**SOURCE MATERIAL**.
"""

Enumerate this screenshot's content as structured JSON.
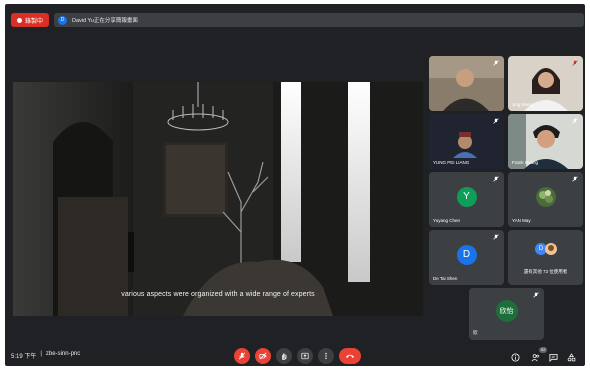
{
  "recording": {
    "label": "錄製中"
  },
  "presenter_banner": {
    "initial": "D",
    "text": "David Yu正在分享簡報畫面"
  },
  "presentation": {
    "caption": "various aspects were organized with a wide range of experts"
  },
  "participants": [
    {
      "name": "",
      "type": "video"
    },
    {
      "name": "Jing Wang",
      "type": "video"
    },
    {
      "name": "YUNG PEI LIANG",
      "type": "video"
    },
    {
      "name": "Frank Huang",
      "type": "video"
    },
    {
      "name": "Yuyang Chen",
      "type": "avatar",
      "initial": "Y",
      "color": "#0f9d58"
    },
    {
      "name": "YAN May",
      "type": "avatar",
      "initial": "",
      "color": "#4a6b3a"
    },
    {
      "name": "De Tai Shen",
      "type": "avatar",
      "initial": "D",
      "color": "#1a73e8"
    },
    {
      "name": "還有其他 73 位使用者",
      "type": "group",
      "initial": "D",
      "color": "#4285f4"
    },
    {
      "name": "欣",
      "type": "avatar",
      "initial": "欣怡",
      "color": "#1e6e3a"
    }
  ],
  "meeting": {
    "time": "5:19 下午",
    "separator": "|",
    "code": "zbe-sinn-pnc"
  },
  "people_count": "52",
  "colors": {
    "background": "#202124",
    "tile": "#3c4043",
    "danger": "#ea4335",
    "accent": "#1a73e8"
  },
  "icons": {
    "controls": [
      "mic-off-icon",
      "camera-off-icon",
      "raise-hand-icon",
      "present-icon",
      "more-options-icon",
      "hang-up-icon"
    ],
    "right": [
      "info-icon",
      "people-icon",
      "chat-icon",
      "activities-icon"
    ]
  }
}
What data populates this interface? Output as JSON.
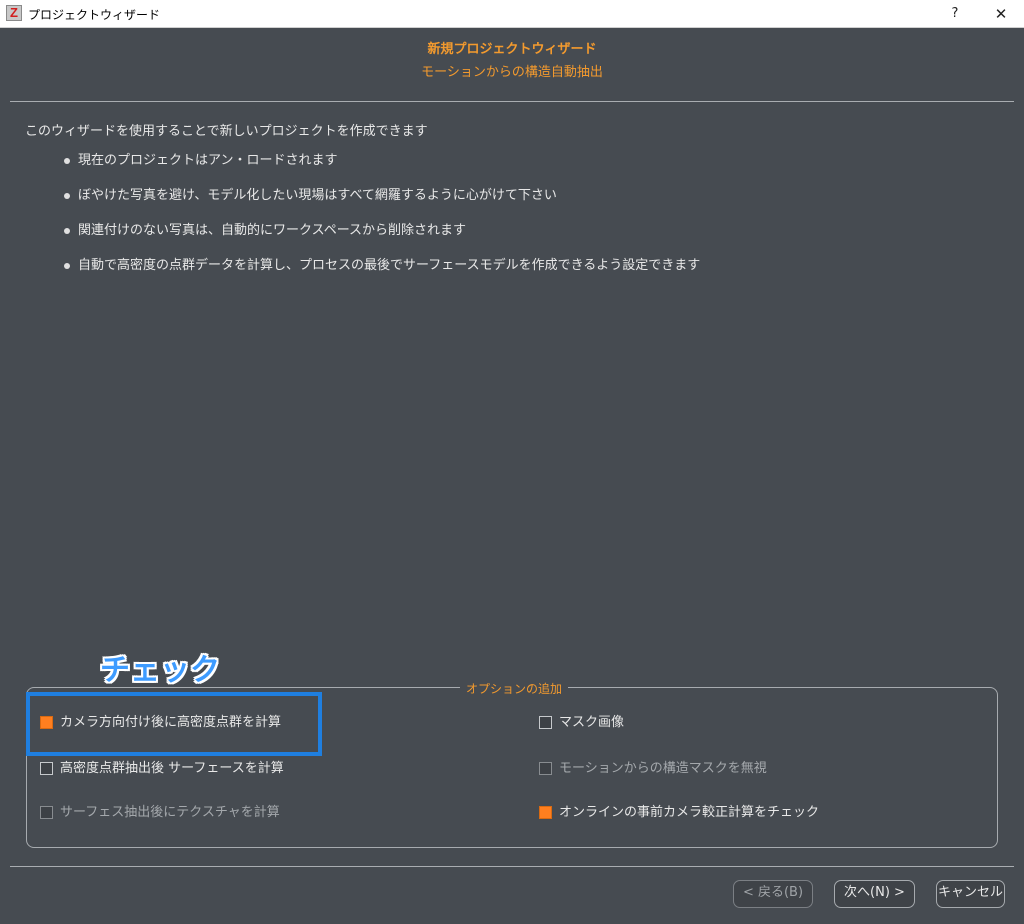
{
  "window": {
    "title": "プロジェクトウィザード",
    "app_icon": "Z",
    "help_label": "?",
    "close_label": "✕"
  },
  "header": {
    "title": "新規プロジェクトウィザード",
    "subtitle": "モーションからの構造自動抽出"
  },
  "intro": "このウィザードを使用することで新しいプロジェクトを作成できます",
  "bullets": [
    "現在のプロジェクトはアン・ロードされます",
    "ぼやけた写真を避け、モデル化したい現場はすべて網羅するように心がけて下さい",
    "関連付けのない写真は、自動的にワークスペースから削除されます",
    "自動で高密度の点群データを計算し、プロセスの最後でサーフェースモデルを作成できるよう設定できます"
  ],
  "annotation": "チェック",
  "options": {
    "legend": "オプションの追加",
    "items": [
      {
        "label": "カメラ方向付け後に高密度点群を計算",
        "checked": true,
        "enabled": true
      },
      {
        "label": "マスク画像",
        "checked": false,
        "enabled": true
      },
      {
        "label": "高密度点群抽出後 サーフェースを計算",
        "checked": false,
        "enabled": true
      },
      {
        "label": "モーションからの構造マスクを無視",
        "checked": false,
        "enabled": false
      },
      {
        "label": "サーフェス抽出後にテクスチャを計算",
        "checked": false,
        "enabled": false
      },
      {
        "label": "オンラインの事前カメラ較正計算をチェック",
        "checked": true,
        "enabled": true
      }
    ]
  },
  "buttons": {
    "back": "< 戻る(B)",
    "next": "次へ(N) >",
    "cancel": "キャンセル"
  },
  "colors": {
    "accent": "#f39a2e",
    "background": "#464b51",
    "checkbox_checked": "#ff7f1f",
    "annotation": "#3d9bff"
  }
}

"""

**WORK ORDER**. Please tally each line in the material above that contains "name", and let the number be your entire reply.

**ANSWER**. 9